One of the more eccentric cars produced in the 1910s was this Brook Swancar made in India. Complete with golden Lotus plants, glowing eyes and a moving beak that shot steam, the Swancar was unlike anything else on the road.
The Swancar was first envisioned by Scotsman Robert Nicholl Matthewson during his stay in India. It was one of the first cars made in India that was later purchased by Maharaja of Nabha who built a miniature Cygnet as a companion.
Other unique features including a playable horn with four different tones, brushes on the tires to clean elephant poo and even a rear valve to shoot faux-excrement .
When the Swancar first hit the road, the public’s response was overwhelming.

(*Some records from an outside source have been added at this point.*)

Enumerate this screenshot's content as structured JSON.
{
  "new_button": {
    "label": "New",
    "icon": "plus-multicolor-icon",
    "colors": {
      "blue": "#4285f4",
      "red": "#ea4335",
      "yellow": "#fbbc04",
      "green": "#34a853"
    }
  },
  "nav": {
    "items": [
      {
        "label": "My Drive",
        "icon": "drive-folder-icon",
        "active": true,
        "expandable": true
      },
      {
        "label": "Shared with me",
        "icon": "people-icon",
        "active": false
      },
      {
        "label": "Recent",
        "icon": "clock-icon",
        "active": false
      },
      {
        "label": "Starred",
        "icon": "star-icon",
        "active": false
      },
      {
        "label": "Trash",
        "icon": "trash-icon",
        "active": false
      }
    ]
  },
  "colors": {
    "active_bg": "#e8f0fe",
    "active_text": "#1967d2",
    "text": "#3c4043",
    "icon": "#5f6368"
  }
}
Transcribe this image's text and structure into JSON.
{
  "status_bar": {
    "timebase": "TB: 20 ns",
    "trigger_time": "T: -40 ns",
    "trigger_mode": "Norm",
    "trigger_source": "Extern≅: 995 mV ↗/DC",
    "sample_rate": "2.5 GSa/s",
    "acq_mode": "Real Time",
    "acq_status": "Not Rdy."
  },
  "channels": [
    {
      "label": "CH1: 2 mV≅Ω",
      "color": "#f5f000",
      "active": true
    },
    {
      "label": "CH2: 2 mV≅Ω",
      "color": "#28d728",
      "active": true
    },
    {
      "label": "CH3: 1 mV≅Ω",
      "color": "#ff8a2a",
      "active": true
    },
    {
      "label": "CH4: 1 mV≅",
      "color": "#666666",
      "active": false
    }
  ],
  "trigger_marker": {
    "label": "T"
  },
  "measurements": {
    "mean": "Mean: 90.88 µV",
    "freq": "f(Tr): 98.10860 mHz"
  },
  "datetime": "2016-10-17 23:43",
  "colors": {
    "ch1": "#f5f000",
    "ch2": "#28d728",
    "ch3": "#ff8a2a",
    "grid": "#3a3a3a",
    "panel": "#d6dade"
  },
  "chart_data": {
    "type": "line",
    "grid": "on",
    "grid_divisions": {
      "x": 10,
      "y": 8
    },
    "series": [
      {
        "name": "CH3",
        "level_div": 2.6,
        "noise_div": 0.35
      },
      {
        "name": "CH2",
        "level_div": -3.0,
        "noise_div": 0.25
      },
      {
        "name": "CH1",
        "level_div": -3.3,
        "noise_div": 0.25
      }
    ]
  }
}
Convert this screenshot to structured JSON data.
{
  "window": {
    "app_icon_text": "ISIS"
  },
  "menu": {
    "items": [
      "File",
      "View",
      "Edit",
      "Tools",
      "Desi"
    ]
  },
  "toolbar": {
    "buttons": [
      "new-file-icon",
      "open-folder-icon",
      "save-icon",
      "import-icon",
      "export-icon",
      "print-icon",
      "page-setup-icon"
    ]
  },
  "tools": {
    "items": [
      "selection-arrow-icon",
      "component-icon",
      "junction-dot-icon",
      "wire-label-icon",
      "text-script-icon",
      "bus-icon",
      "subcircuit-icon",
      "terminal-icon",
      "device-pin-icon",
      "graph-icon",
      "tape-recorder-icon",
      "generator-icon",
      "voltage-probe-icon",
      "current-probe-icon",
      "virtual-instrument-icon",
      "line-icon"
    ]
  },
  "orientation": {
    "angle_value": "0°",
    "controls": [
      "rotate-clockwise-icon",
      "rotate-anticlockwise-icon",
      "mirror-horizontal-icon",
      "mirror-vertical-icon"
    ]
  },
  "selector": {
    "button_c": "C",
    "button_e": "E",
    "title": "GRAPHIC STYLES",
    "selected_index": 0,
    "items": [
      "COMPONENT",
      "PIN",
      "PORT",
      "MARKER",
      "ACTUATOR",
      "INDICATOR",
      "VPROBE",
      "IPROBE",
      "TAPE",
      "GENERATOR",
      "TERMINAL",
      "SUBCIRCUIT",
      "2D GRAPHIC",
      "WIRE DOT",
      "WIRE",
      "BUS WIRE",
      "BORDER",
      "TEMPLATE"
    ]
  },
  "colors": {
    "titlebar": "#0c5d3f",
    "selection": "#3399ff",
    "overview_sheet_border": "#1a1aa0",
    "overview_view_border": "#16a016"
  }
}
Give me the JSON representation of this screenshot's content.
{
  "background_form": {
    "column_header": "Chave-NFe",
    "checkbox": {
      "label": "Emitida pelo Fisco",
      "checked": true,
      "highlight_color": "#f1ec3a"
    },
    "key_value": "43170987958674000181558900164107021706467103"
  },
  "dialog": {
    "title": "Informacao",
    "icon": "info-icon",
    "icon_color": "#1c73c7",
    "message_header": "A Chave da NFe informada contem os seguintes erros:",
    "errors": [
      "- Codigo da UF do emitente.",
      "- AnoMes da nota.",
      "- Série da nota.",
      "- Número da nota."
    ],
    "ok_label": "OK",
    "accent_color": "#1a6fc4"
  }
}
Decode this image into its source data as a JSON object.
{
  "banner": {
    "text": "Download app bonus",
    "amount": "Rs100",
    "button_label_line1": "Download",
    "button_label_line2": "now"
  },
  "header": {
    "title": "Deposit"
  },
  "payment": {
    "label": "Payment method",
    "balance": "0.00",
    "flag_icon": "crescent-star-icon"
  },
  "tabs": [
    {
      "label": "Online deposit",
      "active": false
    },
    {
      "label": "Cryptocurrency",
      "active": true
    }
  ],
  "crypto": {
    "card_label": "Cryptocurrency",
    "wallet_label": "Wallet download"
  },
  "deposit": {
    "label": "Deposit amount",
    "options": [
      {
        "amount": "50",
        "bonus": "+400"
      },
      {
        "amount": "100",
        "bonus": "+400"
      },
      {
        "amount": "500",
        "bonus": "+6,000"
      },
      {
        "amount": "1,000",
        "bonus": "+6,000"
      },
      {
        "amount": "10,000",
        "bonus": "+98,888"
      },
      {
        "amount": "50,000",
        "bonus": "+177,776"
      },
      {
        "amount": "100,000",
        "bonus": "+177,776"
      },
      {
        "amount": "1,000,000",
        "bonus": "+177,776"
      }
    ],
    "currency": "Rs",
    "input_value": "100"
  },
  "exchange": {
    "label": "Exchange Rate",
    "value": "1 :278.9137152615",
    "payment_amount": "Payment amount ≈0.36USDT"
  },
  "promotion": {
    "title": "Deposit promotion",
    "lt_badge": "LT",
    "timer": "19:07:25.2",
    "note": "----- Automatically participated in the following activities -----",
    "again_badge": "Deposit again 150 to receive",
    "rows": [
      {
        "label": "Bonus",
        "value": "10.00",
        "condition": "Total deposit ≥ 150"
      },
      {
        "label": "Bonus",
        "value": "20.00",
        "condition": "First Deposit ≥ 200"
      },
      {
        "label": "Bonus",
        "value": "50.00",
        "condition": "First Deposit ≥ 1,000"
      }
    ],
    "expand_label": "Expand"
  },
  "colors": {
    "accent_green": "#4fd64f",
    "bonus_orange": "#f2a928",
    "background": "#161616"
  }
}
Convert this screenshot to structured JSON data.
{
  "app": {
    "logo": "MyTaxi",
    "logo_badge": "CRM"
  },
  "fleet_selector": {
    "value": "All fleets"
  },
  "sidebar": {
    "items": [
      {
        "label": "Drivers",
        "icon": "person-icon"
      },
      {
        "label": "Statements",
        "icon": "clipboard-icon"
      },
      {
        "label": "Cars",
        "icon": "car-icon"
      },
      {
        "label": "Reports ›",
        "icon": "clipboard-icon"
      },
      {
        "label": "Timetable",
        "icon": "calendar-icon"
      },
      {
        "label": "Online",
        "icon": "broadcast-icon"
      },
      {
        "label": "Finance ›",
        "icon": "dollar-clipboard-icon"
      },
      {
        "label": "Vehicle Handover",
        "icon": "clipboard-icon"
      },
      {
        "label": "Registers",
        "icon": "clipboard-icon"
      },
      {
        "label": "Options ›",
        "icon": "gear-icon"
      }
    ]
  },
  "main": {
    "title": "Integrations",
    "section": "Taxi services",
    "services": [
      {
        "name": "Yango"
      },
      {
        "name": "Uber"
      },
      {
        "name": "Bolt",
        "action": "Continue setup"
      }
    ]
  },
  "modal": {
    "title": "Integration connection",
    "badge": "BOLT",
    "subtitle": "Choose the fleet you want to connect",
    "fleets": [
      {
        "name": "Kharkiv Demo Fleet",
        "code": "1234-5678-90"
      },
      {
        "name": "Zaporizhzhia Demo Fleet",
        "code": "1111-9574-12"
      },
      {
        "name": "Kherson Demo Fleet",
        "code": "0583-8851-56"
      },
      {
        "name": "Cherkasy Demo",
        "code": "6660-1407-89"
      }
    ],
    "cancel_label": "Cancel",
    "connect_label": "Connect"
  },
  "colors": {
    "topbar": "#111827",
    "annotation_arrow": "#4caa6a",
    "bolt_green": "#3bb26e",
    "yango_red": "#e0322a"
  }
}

No surprise, the car was banned due to the distracting nature of the design.
Construction of the body was carved wood over the Brooke chassis. Since the wood was thick, the car weighs in a a hefty 6615 lbs (3000 kg)
The Swancar is currently retained by the Louwman Museum in the Netherlands who purchased it at a Bonhams auction in 1990. It required a complete restoration including new upholstery from India. Since restoration it has been shown at the Pebble Beach Concours d’Elegance twice: in 1986 and 2012.